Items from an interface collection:
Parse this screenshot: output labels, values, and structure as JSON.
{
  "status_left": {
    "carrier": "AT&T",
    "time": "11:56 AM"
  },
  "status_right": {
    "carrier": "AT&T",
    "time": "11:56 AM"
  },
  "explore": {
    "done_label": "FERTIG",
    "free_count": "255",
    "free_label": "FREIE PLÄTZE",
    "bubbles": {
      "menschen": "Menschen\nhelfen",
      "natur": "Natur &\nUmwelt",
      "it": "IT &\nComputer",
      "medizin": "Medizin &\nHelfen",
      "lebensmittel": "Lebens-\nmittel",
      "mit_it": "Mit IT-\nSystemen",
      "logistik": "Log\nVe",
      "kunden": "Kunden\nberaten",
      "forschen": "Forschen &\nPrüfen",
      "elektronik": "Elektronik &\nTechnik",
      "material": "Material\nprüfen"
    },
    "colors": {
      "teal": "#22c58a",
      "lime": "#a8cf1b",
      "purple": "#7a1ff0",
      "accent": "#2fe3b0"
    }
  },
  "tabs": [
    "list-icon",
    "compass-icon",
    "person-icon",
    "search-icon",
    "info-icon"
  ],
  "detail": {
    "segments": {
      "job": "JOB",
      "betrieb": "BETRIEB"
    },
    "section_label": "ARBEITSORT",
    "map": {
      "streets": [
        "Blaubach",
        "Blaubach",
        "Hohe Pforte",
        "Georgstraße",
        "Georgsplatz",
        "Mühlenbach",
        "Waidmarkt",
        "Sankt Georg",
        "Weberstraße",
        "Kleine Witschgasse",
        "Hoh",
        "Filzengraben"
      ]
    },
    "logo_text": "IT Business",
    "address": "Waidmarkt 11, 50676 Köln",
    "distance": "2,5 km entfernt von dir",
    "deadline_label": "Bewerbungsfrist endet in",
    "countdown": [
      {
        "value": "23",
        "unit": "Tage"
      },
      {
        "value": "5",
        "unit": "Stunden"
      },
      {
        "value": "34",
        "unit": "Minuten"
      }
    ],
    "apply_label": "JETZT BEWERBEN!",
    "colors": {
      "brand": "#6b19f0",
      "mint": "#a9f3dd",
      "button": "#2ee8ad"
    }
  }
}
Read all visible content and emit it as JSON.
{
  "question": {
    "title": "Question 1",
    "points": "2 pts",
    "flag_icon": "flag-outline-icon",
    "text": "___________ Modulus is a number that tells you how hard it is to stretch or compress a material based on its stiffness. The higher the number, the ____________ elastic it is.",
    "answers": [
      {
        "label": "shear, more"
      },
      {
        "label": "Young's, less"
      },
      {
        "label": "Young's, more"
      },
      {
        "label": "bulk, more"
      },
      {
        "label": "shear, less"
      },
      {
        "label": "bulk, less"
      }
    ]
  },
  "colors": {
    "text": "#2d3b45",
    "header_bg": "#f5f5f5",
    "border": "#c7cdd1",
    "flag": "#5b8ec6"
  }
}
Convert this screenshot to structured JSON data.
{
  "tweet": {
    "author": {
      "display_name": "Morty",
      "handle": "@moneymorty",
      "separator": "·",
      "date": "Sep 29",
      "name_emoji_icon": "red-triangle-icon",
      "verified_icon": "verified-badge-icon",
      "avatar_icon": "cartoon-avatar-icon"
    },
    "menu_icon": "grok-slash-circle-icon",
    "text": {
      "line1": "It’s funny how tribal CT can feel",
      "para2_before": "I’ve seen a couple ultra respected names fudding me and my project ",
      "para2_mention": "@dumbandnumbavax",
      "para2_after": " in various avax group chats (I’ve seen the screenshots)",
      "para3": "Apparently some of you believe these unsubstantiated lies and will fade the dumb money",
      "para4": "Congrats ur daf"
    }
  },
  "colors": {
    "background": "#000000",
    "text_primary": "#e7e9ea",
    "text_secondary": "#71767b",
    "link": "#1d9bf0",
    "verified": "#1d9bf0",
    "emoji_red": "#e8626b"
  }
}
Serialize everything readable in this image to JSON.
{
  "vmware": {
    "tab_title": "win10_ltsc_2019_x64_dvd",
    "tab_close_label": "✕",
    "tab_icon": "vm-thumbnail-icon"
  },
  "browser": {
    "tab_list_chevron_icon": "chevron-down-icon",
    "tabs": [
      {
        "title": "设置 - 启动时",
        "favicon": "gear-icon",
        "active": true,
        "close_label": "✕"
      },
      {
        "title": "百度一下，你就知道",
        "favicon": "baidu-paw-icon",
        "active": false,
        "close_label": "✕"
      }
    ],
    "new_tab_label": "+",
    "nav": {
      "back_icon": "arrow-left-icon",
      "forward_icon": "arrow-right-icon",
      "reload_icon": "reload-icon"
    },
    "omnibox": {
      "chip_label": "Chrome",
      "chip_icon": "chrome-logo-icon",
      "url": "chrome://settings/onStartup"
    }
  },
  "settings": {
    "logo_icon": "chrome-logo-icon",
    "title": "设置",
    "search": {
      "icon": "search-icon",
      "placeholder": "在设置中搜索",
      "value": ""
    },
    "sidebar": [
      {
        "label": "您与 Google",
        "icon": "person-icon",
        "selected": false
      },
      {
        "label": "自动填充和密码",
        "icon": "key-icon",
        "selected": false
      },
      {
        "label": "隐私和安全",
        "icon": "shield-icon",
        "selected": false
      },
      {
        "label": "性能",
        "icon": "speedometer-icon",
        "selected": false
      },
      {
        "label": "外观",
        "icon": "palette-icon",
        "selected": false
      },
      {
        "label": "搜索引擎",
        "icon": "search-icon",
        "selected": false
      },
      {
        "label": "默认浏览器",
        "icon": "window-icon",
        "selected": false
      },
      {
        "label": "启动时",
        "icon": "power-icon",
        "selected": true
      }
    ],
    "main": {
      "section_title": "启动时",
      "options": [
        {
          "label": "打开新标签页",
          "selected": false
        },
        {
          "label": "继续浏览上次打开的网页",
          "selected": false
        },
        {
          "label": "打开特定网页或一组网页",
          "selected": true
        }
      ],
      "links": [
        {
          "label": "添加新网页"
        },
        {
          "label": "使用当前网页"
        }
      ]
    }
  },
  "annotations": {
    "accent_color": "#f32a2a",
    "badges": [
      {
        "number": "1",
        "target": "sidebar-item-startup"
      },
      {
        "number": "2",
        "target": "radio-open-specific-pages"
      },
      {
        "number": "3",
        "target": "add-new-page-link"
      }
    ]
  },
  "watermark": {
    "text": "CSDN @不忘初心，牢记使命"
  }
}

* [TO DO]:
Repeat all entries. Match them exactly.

* [COMPLETED TASK]:
Parse this screenshot: output labels, values, and structure as JSON.
{
  "status_left": {
    "carrier": "AT&T",
    "time": "11:56 AM"
  },
  "status_right": {
    "carrier": "AT&T",
    "time": "11:56 AM"
  },
  "explore": {
    "done_label": "FERTIG",
    "free_count": "255",
    "free_label": "FREIE PLÄTZE",
    "bubbles": {
      "menschen": "Menschen\nhelfen",
      "natur": "Natur &\nUmwelt",
      "it": "IT &\nComputer",
      "medizin": "Medizin &\nHelfen",
      "lebensmittel": "Lebens-\nmittel",
      "mit_it": "Mit IT-\nSystemen",
      "logistik": "Log\nVe",
      "kunden": "Kunden\nberaten",
      "forschen": "Forschen &\nPrüfen",
      "elektronik": "Elektronik &\nTechnik",
      "material": "Material\nprüfen"
    },
    "colors": {
      "teal": "#22c58a",
      "lime": "#a8cf1b",
      "purple": "#7a1ff0",
      "accent": "#2fe3b0"
    }
  },
  "tabs": [
    "list-icon",
    "compass-icon",
    "person-icon",
    "search-icon",
    "info-icon"
  ],
  "detail": {
    "segments": {
      "job": "JOB",
      "betrieb": "BETRIEB"
    },
    "section_label": "ARBEITSORT",
    "map": {
      "streets": [
        "Blaubach",
        "Blaubach",
        "Hohe Pforte",
        "Georgstraße",
        "Georgsplatz",
        "Mühlenbach",
        "Waidmarkt",
        "Sankt Georg",
        "Weberstraße",
        "Kleine Witschgasse",
        "Hoh",
        "Filzengraben"
      ]
    },
    "logo_text": "IT Business",
    "address": "Waidmarkt 11, 50676 Köln",
    "distance": "2,5 km entfernt von dir",
    "deadline_label": "Bewerbungsfrist endet in",
    "countdown": [
      {
        "value": "23",
        "unit": "Tage"
      },
      {
        "value": "5",
        "unit": "Stunden"
      },
      {
        "value": "34",
        "unit": "Minuten"
      }
    ],
    "apply_label": "JETZT BEWERBEN!",
    "colors": {
      "brand": "#6b19f0",
      "mint": "#a9f3dd",
      "button": "#2ee8ad"
    }
  }
}
Read all visible content and emit it as JSON.
{
  "question": {
    "title": "Question 1",
    "points": "2 pts",
    "flag_icon": "flag-outline-icon",
    "text": "___________ Modulus is a number that tells you how hard it is to stretch or compress a material based on its stiffness. The higher the number, the ____________ elastic it is.",
    "answers": [
      {
        "label": "shear, more"
      },
      {
        "label": "Young's, less"
      },
      {
        "label": "Young's, more"
      },
      {
        "label": "bulk, more"
      },
      {
        "label": "shear, less"
      },
      {
        "label": "bulk, less"
      }
    ]
  },
  "colors": {
    "text": "#2d3b45",
    "header_bg": "#f5f5f5",
    "border": "#c7cdd1",
    "flag": "#5b8ec6"
  }
}
Convert this screenshot to structured JSON data.
{
  "tweet": {
    "author": {
      "display_name": "Morty",
      "handle": "@moneymorty",
      "separator": "·",
      "date": "Sep 29",
      "name_emoji_icon": "red-triangle-icon",
      "verified_icon": "verified-badge-icon",
      "avatar_icon": "cartoon-avatar-icon"
    },
    "menu_icon": "grok-slash-circle-icon",
    "text": {
      "line1": "It’s funny how tribal CT can feel",
      "para2_before": "I’ve seen a couple ultra respected names fudding me and my project ",
      "para2_mention": "@dumbandnumbavax",
      "para2_after": " in various avax group chats (I’ve seen the screenshots)",
      "para3": "Apparently some of you believe these unsubstantiated lies and will fade the dumb money",
      "para4": "Congrats ur daf"
    }
  },
  "colors": {
    "background": "#000000",
    "text_primary": "#e7e9ea",
    "text_secondary": "#71767b",
    "link": "#1d9bf0",
    "verified": "#1d9bf0",
    "emoji_red": "#e8626b"
  }
}
Serialize everything readable in this image to JSON.
{
  "vmware": {
    "tab_title": "win10_ltsc_2019_x64_dvd",
    "tab_close_label": "✕",
    "tab_icon": "vm-thumbnail-icon"
  },
  "browser": {
    "tab_list_chevron_icon": "chevron-down-icon",
    "tabs": [
      {
        "title": "设置 - 启动时",
        "favicon": "gear-icon",
        "active": true,
        "close_label": "✕"
      },
      {
        "title": "百度一下，你就知道",
        "favicon": "baidu-paw-icon",
        "active": false,
        "close_label": "✕"
      }
    ],
    "new_tab_label": "+",
    "nav": {
      "back_icon": "arrow-left-icon",
      "forward_icon": "arrow-right-icon",
      "reload_icon": "reload-icon"
    },
    "omnibox": {
      "chip_label": "Chrome",
      "chip_icon": "chrome-logo-icon",
      "url": "chrome://settings/onStartup"
    }
  },
  "settings": {
    "logo_icon": "chrome-logo-icon",
    "title": "设置",
    "search": {
      "icon": "search-icon",
      "placeholder": "在设置中搜索",
      "value": ""
    },
    "sidebar": [
      {
        "label": "您与 Google",
        "icon": "person-icon",
        "selected": false
      },
      {
        "label": "自动填充和密码",
        "icon": "key-icon",
        "selected": false
      },
      {
        "label": "隐私和安全",
        "icon": "shield-icon",
        "selected": false
      },
      {
        "label": "性能",
        "icon": "speedometer-icon",
        "selected": false
      },
      {
        "label": "外观",
        "icon": "palette-icon",
        "selected": false
      },
      {
        "label": "搜索引擎",
        "icon": "search-icon",
        "selected": false
      },
      {
        "label": "默认浏览器",
        "icon": "window-icon",
        "selected": false
      },
      {
        "label": "启动时",
        "icon": "power-icon",
        "selected": true
      }
    ],
    "main": {
      "section_title": "启动时",
      "options": [
        {
          "label": "打开新标签页",
          "selected": false
        },
        {
          "label": "继续浏览上次打开的网页",
          "selected": false
        },
        {
          "label": "打开特定网页或一组网页",
          "selected": true
        }
      ],
      "links": [
        {
          "label": "添加新网页"
        },
        {
          "label": "使用当前网页"
        }
      ]
    }
  },
  "annotations": {
    "accent_color": "#f32a2a",
    "badges": [
      {
        "number": "1",
        "target": "sidebar-item-startup"
      },
      {
        "number": "2",
        "target": "radio-open-specific-pages"
      },
      {
        "number": "3",
        "target": "add-new-page-link"
      }
    ]
  },
  "watermark": {
    "text": "CSDN @不忘初心，牢记使命"
  }
}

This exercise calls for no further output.